These people are the focus of a lot of Cohen’s songs because of their fast and loose concepts of truth and honesty. 

Honesty – that’s a word I’ve been thinking about a lot lately. Listening to Cohen while cutting the grass and clearing some brush, I found myself repeating this bridge:

“I can’t run no more

with that lawless crowd

while the killers in high places

say their prayers out loud.

But they’ve summoned, they’ve summoned up

a thundercloud

Ring the bells that still can ring.”

I love music because it can mean different things to many people. To me, this portion addresses the political among us, those who see the truth as malleable to be wielded as a weapon in whatever way benefits them at the time. 

I have always prided myself on honesty because a liar isn’t a man. My daddy and my football coach taught me that. A liar is worse than a thief. A gland-hander is worse than a idolater. Without honesty you’ve got the Republic you’ve got today, one moving ever closer to the edge, toward rot and ruin. Rome reborn. The go along to get along crowd? The time and a place crowd? The play the game crowd? Gag me with a spoon. 
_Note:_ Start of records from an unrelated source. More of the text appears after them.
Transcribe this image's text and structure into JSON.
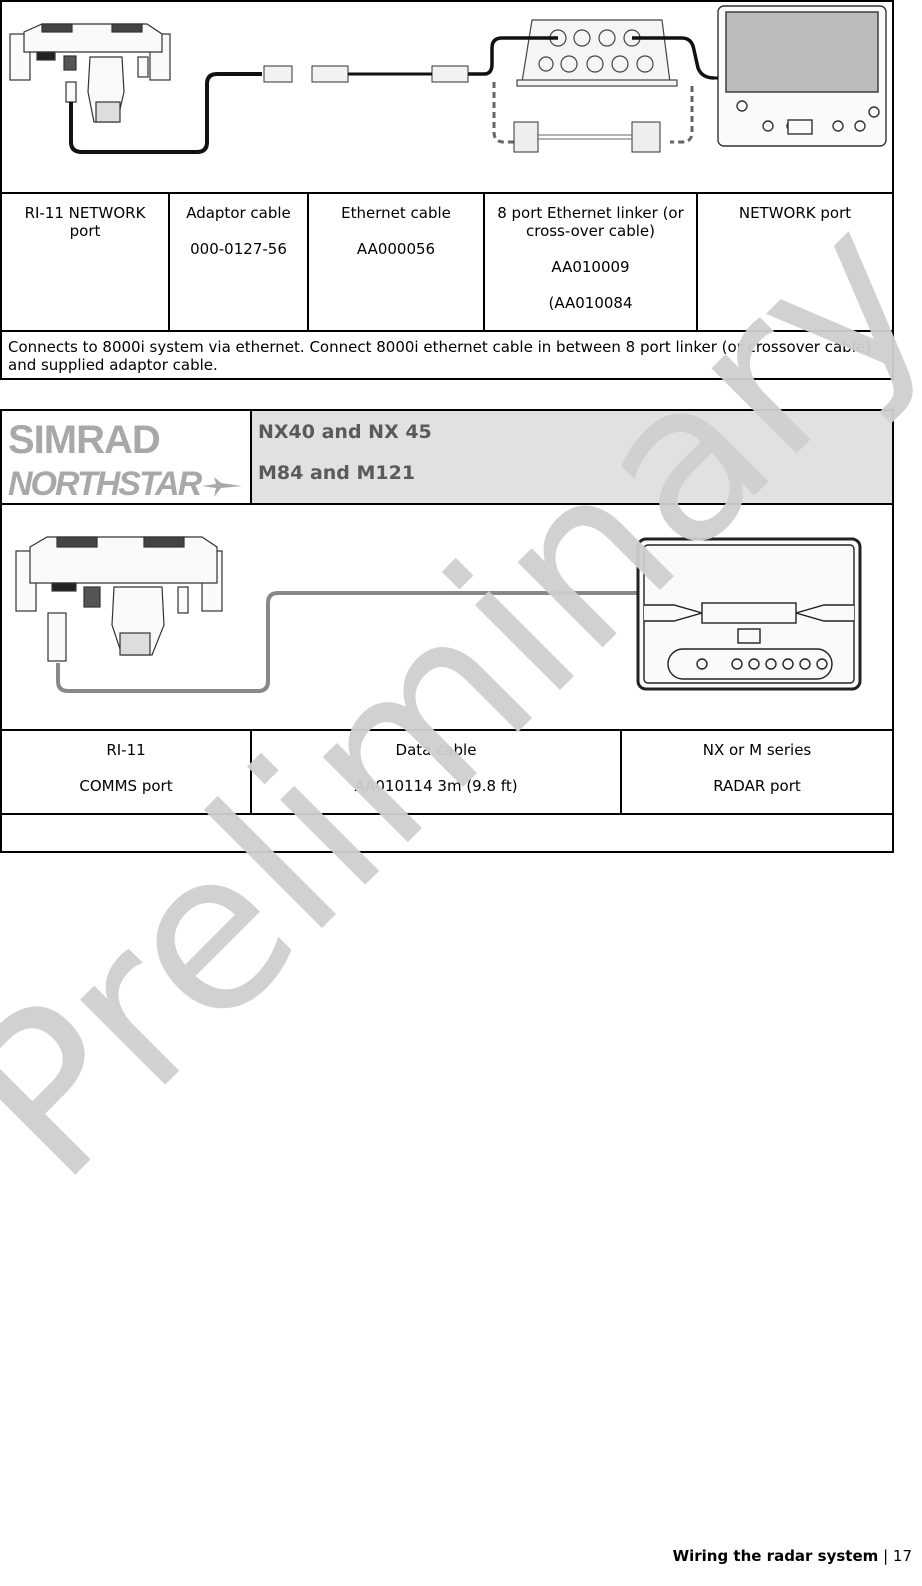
{
  "table1": {
    "diagram": {
      "description": "RI-11 unit connected via adaptor cable and ethernet cable to 8 port ethernet linker (or crossover cable) and display NETWORK port"
    },
    "columns": [
      {
        "lines": [
          "RI-11 NETWORK port"
        ]
      },
      {
        "lines": [
          "Adaptor cable",
          "000-0127-56"
        ]
      },
      {
        "lines": [
          "Ethernet cable",
          "AA000056"
        ]
      },
      {
        "lines": [
          "8 port Ethernet linker (or cross-over cable)",
          "AA010009",
          "(AA010084"
        ]
      },
      {
        "lines": [
          "NETWORK port"
        ]
      }
    ],
    "note": "Connects to 8000i system via ethernet. Connect 8000i ethernet cable in between 8 port linker (or crossover cable) and supplied adaptor cable."
  },
  "table2": {
    "logo": {
      "line1": "SIMRAD",
      "line2": "NORTHSTAR"
    },
    "titles": [
      "NX40 and NX 45",
      "M84 and M121"
    ],
    "diagram": {
      "description": "RI-11 COMMS port connected by data cable to NX or M series display RADAR port"
    },
    "columns": [
      {
        "lines": [
          "RI-11",
          "COMMS port"
        ]
      },
      {
        "lines": [
          "Data cable",
          "AA010114 3m (9.8 ft)"
        ]
      },
      {
        "lines": [
          "NX or M series",
          "RADAR port"
        ]
      }
    ],
    "note": ""
  },
  "watermark": "Preliminary",
  "footer": {
    "section": "Wiring the radar system",
    "separator": "|",
    "page": "17"
  },
  "colors": {
    "header_bg": "#e1e1e1",
    "title_text": "#5a5a5a",
    "watermark": "#cfcfcf",
    "logo": "#a8a8a8"
  }
}
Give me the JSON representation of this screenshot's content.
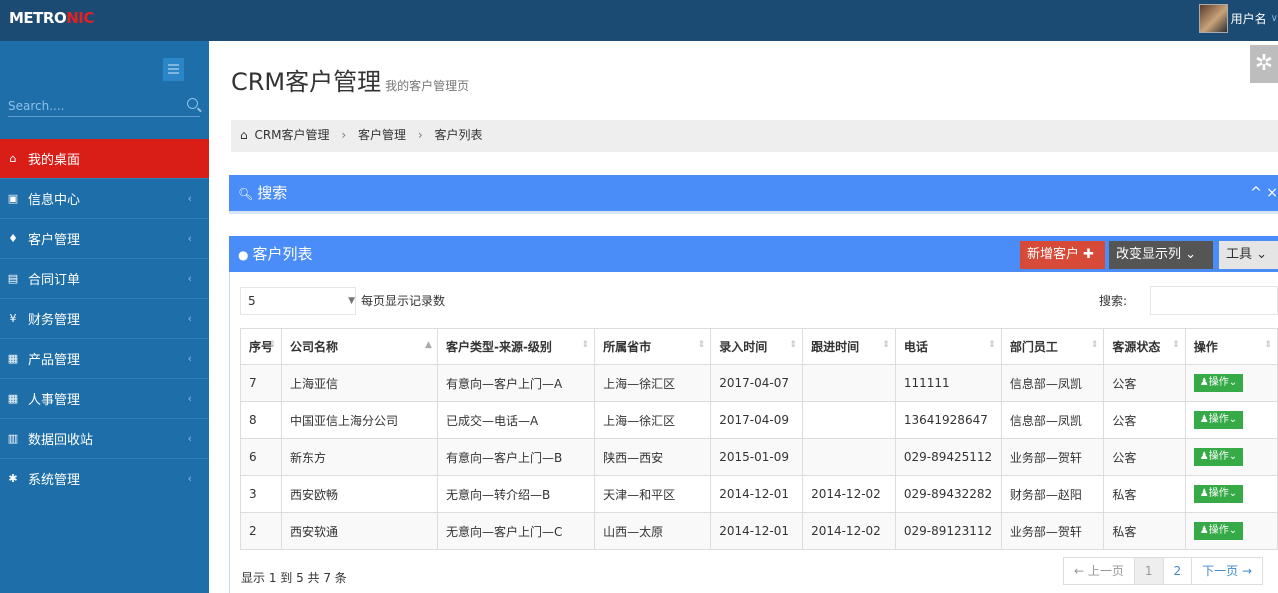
{
  "app": {
    "logo_main": "METRO",
    "logo_accent": "NIC",
    "username": "用户名",
    "accent_color": "#d91e18",
    "brand_color": "#4b8df8"
  },
  "sidebar": {
    "search_placeholder": "Search....",
    "items": [
      {
        "label": "我的桌面",
        "icon": "home-icon",
        "glyph": "⌂"
      },
      {
        "label": "信息中心",
        "icon": "monitor-icon",
        "glyph": "▣"
      },
      {
        "label": "客户管理",
        "icon": "user-icon",
        "glyph": "♦"
      },
      {
        "label": "合同订单",
        "icon": "book-icon",
        "glyph": "▤"
      },
      {
        "label": "财务管理",
        "icon": "yen-icon",
        "glyph": "¥"
      },
      {
        "label": "产品管理",
        "icon": "table-icon",
        "glyph": "▦"
      },
      {
        "label": "人事管理",
        "icon": "table-icon",
        "glyph": "▦"
      },
      {
        "label": "数据回收站",
        "icon": "trash-icon",
        "glyph": "▥"
      },
      {
        "label": "系统管理",
        "icon": "gear-icon",
        "glyph": "✱"
      }
    ]
  },
  "page": {
    "title": "CRM客户管理",
    "subtitle": "我的客户管理页",
    "breadcrumb": [
      "CRM客户管理",
      "客户管理",
      "客户列表"
    ]
  },
  "search_panel": {
    "title": "搜索",
    "tools": "^ ×"
  },
  "list_panel": {
    "title": "客户列表",
    "add_label": "新增客户",
    "cols_label": "改变显示列",
    "tools_label": "工具"
  },
  "table_controls": {
    "page_length": "5",
    "length_label": "每页显示记录数",
    "filter_label": "搜索:"
  },
  "table": {
    "headers": [
      "序号",
      "公司名称",
      "客户类型-来源-级别",
      "所属省市",
      "录入时间",
      "跟进时间",
      "电话",
      "部门员工",
      "客源状态",
      "操作"
    ],
    "rows": [
      [
        "7",
        "上海亚信",
        "有意向—客户上门—A",
        "上海—徐汇区",
        "2017-04-07",
        "",
        "111111",
        "信息部—凤凯",
        "公客",
        "操作"
      ],
      [
        "8",
        "中国亚信上海分公司",
        "已成交—电话—A",
        "上海—徐汇区",
        "2017-04-09",
        "",
        "13641928647",
        "信息部—凤凯",
        "公客",
        "操作"
      ],
      [
        "6",
        "新东方",
        "有意向—客户上门—B",
        "陕西—西安",
        "2015-01-09",
        "",
        "029-89425112",
        "业务部—贺轩",
        "公客",
        "操作"
      ],
      [
        "3",
        "西安欧畅",
        "无意向—转介绍—B",
        "天津—和平区",
        "2014-12-01",
        "2014-12-02",
        "029-89432282",
        "财务部—赵阳",
        "私客",
        "操作"
      ],
      [
        "2",
        "西安软通",
        "无意向—客户上门—C",
        "山西—太原",
        "2014-12-01",
        "2014-12-02",
        "029-89123112",
        "业务部—贺轩",
        "私客",
        "操作"
      ]
    ]
  },
  "footer": {
    "info": "显示 1 到 5 共 7 条",
    "prev": "← 上一页",
    "pages": [
      "1",
      "2"
    ],
    "next": "下一页 →"
  }
}
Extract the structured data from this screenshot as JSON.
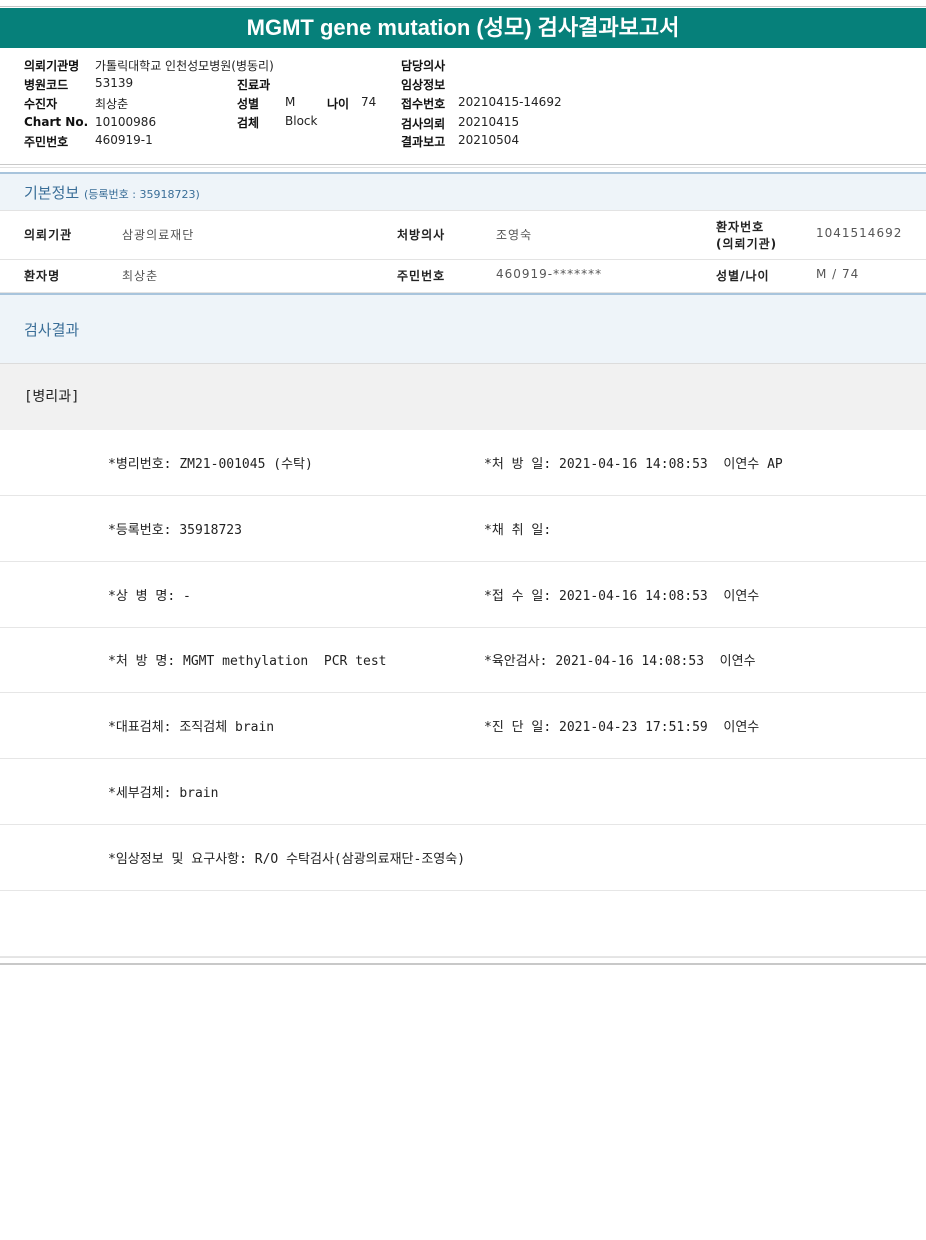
{
  "title": "MGMT gene mutation (성모) 검사결과보고서",
  "header": {
    "left": [
      {
        "label": "의뢰기관명",
        "value": "가톨릭대학교 인천성모병원(병동리)"
      },
      {
        "label": "병원코드",
        "value": "53139"
      },
      {
        "label": "수진자",
        "value": "최상춘"
      },
      {
        "label": "Chart No.",
        "value": "10100986"
      },
      {
        "label": "주민번호",
        "value": "460919-1"
      }
    ],
    "middle": [
      {
        "label": "진료과",
        "value": ""
      },
      {
        "label": "성별",
        "value": "M"
      },
      {
        "label": "검체",
        "value": "Block"
      }
    ],
    "age": {
      "label": "나이",
      "value": "74"
    },
    "right": [
      {
        "label": "담당의사",
        "value": ""
      },
      {
        "label": "임상정보",
        "value": ""
      },
      {
        "label": "접수번호",
        "value": "20210415-14692"
      },
      {
        "label": "검사의뢰",
        "value": "20210415"
      },
      {
        "label": "결과보고",
        "value": "20210504"
      }
    ]
  },
  "basic_info": {
    "title": "기본정보",
    "subtitle": "(등록번호 : 35918723)",
    "rows": [
      [
        {
          "label": "의뢰기관",
          "value": "삼광의료재단"
        },
        {
          "label": "처방의사",
          "value": "조영숙"
        },
        {
          "label": "환자번호",
          "label2": "(의뢰기관)",
          "value": "1041514692"
        }
      ],
      [
        {
          "label": "환자명",
          "value": "최상춘"
        },
        {
          "label": "주민번호",
          "value": "460919-*******"
        },
        {
          "label": "성별/나이",
          "value": "M / 74"
        }
      ]
    ]
  },
  "results": {
    "title": "검사결과",
    "department": "[병리과]",
    "rows": [
      {
        "left": "*병리번호: ZM21-001045 (수탁)",
        "right": "*처 방 일: 2021-04-16 14:08:53  이연수 AP"
      },
      {
        "left": "*등록번호: 35918723",
        "right": "*채 취 일:"
      },
      {
        "left": "*상 병 명: -",
        "right": "*접 수 일: 2021-04-16 14:08:53  이연수"
      },
      {
        "left": "*처 방 명: MGMT methylation  PCR test",
        "right": "*육안검사: 2021-04-16 14:08:53  이연수"
      },
      {
        "left": "*대표검체: 조직검체 brain",
        "right": "*진 단 일: 2021-04-23 17:51:59  이연수"
      },
      {
        "left": "*세부검체: brain",
        "right": ""
      },
      {
        "left": "*임상정보 및 요구사항: R/O 수탁검사(삼광의료재단-조영숙)",
        "right": ""
      },
      {
        "left": "",
        "right": ""
      }
    ]
  }
}
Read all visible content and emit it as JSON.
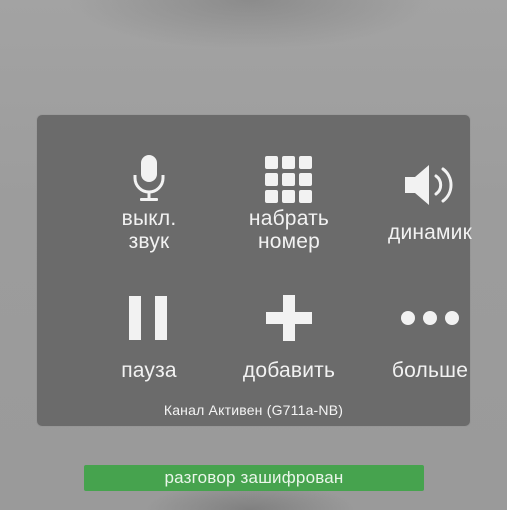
{
  "call_controls": {
    "mute": {
      "label_line1": "выкл.",
      "label_line2": "звук",
      "icon": "microphone-icon"
    },
    "keypad": {
      "label_line1": "набрать",
      "label_line2": "номер",
      "icon": "keypad-icon"
    },
    "speaker": {
      "label": "динамик",
      "icon": "speaker-icon"
    },
    "hold": {
      "label": "пауза",
      "icon": "pause-icon"
    },
    "add_call": {
      "label": "добавить",
      "icon": "plus-icon"
    },
    "more": {
      "label": "больше",
      "icon": "more-dots-icon"
    }
  },
  "channel_status": "Канал Активен (G711a-NB)",
  "encryption_status": "разговор зашифрован",
  "colors": {
    "panel": "#6b6b6b",
    "icon": "#f2f2f2",
    "encryption_bar": "#46a34e"
  }
}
You see, different opinions are my favorite opinions. I love someone who disagrees with me. Without disagreements I have no idea if I’m right or wrong because I have nothing to challenge me.  What is to be loathed is the schemer, the manipulator, the guy with two accents for two different groups. The mask wearer and the forked-tongued bearer. Harvey and his two faces. 

Rather than fame, rather than money, give me truth. The cowards cannot be trusted and the ever-growing societal aversion to uncomfortable truths may be saving your individual backside but only for a little while. 


“There’s a man goin’ ’round takin’ names

And he decides who to free and who to blame

Everybody won’t be treated all the same

There’ll be a golden ladder reachin’ down

When the man comes around

The hairs on your arm will stand up

At the terror in each sip and in each sup

Will you partake of that last offered cup

Or disappear into the potter’s ground?

When the man comes around.”

There are no more Pauls. No more Patrick Henrys. No more Martin Luthers. No more Dr. Kings. No more August Landmessers. We’re left with a nation of Tucker Carlsons and Elizabeth Warrens and Donald Trump Jrs. 

Thou shalt not lie. Be honest and if you can’t be honest just be quiet. Silence can be golden in a post-Christ world. I’ve discovered I’m saying less and less and less. 

Maybe one day I’ll just speak no more. And that’s ok. I’d rather be silent than not say the words I truly feel. I’d rather be mute than say the words of one who kneels. 

Let it be written on my grave marker: “I’ve told the truth. I didn’t come here just to fool ya.”

(Josh Beavers is an award winning writer and author. He has earned more than 40 individual writing awards and is syndicated in 12 North Louisiana news journals. The Louisiana Press Association has recognized him five times for excellence in opinion writing, and he has earned numerous Best Investigative Reporting Awards and Freedom of Information Awards for exposure of governmental corruption in Webster Parish.)